Paraguay 5599, Palermo Hollywood; Ph 4772 7343
The most established of the bunch and one of the most popular parrillas with the locals, La Dorita is a classic Argentine steakhouse. With Boca Juniors paraphernalia plastered over the walls, it’s not trying to be hip or sophisticated and that’s what we love about it. We also love their mollejas (veal sweetbreads), which are nothing less than sublime, and their provoleta (smoky grilled cheese) is our favourite in the neighbourhood. They do some scrumptious papas fritas con cebolla (potato fries with fried onion) and the meat, of course, is awesome. We like to order one bife de chorizo (200g) and one bife de lomo (400g) and share them. Service is friendly and affable.
Humboldt 1905, Palermo Hollywood; Ph 4773 0070
Rey del Vino
By the time we visited ‘The King of Wines’, another big local place not far from El Trapiche, we’d been constant carnivores for a couple of weeks. Here, we set about a not-so-little taste test of bife de lomo versus bife de chorizo and were relieved to find that like at El Trapiche, the steaks were beautifully prepared and exemplary in style. The offal was superb too, especially the mollejas especiales (sublime!) and the morcilla (blood sausage). Rey del Vino also has loads of atmosphere, its ceiling dripping with jamons and its walls lined with wine bottles. We love Buenos Aires waiters, who we generally find to be warm, friendly and professional, but here the service was outstanding.
Juan B. Justo 887, Palermo Hollywood; Ph 4771 3292
Miranda was a real hot spot when we were here a few years ago, with hipsters lined up outside every night to get in. (They don’t take bookings.) This time we went late one night early in the week to see what it’s like these days. The space is still attractive – polished concrete floors, colossal picture windows, ceilings that seem to rise forever, rustic wooden tables and chairs, and cool young staff – and the atmosphere is still buzzy. While there weren’t any lines the night we went, the food is still worth queuing for. The provoleta is delicious, and our bife de lomo and cordero (lamb) were both succulent and full of flavour.
Costa Rica 5602, Palermo Hollywood; Ph 4773 4255
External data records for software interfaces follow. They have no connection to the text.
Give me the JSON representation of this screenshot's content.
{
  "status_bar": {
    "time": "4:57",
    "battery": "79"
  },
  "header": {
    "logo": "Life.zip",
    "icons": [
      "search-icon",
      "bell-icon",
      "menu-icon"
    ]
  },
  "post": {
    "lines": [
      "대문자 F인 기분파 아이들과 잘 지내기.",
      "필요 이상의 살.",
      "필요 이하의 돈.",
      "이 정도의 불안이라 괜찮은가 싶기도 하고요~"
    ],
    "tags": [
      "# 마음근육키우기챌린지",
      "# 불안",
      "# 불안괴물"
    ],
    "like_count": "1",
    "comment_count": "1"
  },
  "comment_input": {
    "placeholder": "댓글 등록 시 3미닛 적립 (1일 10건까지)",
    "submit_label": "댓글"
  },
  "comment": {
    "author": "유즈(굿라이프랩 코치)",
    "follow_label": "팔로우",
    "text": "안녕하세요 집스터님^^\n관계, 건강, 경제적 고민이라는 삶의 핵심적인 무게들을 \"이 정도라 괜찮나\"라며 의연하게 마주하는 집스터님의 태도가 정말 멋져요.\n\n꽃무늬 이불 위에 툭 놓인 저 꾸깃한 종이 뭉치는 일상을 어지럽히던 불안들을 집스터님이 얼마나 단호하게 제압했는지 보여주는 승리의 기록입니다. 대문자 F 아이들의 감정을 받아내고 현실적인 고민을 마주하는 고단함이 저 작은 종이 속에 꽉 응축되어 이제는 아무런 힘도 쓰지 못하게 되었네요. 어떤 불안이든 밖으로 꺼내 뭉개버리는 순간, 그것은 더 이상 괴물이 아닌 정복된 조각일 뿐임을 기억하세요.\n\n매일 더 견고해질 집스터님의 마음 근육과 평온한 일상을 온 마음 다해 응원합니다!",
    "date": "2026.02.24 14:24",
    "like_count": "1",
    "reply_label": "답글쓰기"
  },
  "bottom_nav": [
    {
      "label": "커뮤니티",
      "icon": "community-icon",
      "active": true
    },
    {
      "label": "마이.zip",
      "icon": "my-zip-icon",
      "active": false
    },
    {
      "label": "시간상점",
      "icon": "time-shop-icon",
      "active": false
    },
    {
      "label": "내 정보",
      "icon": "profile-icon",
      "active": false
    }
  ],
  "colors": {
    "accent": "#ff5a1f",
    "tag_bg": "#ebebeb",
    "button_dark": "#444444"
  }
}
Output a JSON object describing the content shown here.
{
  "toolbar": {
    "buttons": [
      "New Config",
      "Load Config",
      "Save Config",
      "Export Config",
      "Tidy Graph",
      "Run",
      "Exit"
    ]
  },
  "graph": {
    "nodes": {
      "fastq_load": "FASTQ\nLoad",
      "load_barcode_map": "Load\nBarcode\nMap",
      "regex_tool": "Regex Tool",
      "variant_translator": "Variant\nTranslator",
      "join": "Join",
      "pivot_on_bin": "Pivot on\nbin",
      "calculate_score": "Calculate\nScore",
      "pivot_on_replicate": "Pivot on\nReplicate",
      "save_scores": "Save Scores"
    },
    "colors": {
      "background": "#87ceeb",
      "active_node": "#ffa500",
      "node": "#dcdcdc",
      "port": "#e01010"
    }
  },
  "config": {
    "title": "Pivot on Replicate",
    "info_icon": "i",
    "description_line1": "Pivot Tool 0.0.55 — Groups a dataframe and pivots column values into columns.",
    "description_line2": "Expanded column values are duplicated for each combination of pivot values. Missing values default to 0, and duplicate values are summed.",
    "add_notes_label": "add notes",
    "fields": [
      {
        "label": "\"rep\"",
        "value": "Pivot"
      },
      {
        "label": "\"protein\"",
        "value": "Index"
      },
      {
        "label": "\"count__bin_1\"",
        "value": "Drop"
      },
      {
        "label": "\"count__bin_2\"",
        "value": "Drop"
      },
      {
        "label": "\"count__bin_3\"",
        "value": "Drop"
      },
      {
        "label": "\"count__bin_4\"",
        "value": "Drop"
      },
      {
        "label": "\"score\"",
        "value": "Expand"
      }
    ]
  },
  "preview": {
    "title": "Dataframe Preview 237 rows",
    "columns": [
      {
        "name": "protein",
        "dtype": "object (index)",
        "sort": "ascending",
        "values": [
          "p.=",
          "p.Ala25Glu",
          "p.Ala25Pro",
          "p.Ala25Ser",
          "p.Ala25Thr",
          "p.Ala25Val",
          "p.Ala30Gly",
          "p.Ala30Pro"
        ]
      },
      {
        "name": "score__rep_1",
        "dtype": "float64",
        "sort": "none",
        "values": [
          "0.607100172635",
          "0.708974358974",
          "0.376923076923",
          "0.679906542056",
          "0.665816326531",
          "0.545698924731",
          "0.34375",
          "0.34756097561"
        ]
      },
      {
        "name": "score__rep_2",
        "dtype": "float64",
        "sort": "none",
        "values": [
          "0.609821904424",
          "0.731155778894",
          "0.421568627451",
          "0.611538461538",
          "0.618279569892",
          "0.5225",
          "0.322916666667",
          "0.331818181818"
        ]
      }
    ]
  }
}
There are so many restaurants in Palermo, especially parrillas, that the last time we were in Buenos Aires, Don Julio, one of the most popular parrillas with expats and US visitors, didn’t even make our final cut for the guidebook we were writing. As Don Julio is just a couple of blocks from where we’re staying, we decided to try it again. The main reason we left it out of the book last time was the sheer amount of English being spoken in the room, and while that hasn’t changed, we still love the space, the service, the steaks, and the full view of the grill. Their offal, however, was just awful. Stick to Papas Española (Spanish fries), thin, crispy round potato slices that are soft in the centre like the famous fries from Jerez.
Guatemala 4691 & Gurruchaga Palermo Soho; Ph 4831 9564